### Your objective
Working through the entries below, find how many lines include "chevron", then write only that number.

━━━━━ Task input ━━━━━

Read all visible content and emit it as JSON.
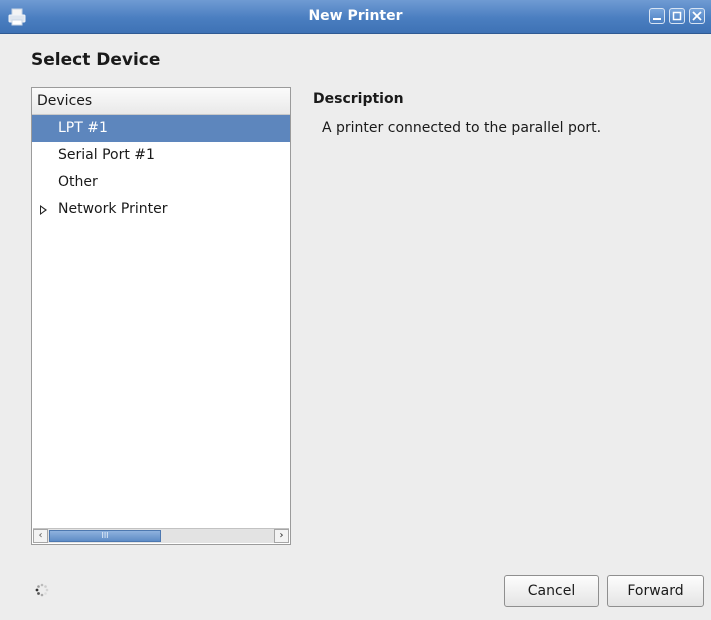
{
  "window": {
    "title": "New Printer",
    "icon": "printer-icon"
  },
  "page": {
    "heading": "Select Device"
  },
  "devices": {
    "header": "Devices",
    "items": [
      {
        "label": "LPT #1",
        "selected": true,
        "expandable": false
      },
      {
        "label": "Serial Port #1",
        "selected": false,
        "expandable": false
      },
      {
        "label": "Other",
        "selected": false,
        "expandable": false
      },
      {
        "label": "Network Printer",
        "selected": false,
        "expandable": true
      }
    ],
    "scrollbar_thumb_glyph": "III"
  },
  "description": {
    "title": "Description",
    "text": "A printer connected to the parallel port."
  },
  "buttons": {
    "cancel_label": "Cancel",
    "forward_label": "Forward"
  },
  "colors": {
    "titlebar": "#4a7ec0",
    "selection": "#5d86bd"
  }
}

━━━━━
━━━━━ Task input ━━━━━

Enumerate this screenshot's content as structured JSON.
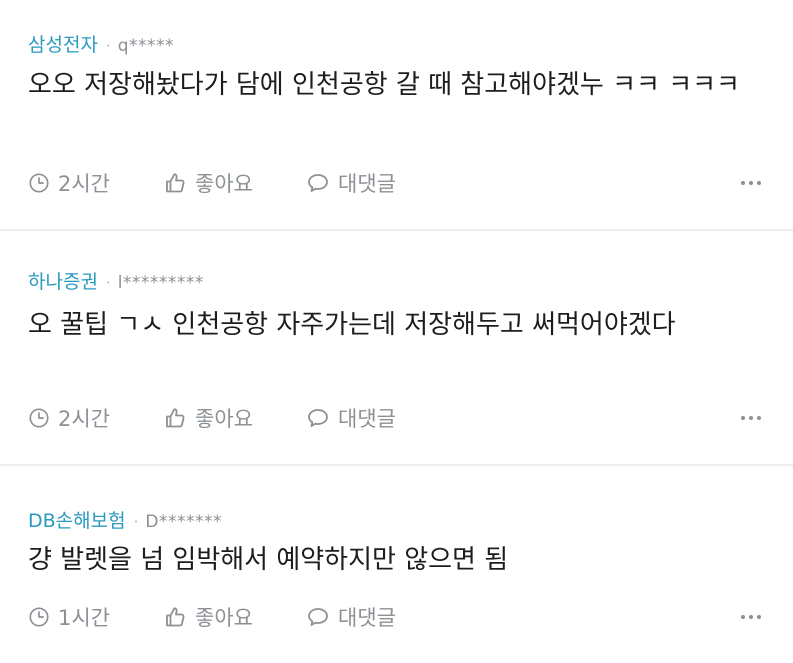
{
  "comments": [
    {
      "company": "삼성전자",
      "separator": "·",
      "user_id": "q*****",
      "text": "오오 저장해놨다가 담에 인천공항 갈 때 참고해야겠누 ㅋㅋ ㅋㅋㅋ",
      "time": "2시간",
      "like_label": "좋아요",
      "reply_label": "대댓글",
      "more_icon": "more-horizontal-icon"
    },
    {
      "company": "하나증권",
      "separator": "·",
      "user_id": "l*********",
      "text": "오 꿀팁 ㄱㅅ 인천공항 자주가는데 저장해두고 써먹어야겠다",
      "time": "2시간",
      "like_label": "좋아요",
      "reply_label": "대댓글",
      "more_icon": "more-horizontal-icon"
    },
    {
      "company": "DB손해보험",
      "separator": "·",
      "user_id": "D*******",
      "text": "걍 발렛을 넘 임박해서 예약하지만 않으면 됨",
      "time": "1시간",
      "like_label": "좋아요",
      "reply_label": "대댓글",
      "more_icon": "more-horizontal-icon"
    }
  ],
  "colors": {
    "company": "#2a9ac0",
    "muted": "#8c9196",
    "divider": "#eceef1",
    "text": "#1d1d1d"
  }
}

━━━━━
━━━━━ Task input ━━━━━

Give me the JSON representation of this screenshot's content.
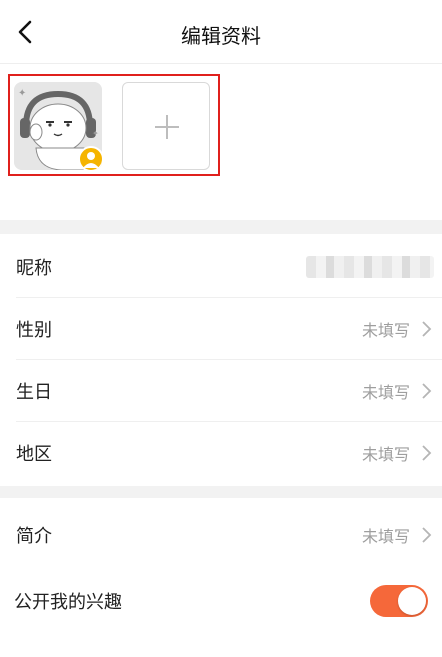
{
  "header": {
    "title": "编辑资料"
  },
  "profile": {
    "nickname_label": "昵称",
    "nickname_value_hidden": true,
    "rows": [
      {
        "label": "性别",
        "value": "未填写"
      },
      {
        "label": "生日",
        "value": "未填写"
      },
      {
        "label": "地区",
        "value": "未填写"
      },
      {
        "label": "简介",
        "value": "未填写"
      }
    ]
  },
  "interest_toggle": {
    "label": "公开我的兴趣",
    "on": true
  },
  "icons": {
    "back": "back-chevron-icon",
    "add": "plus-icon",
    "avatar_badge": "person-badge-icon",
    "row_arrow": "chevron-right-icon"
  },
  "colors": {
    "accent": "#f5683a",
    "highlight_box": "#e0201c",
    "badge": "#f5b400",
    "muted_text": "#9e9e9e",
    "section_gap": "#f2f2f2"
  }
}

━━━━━

### Task result
2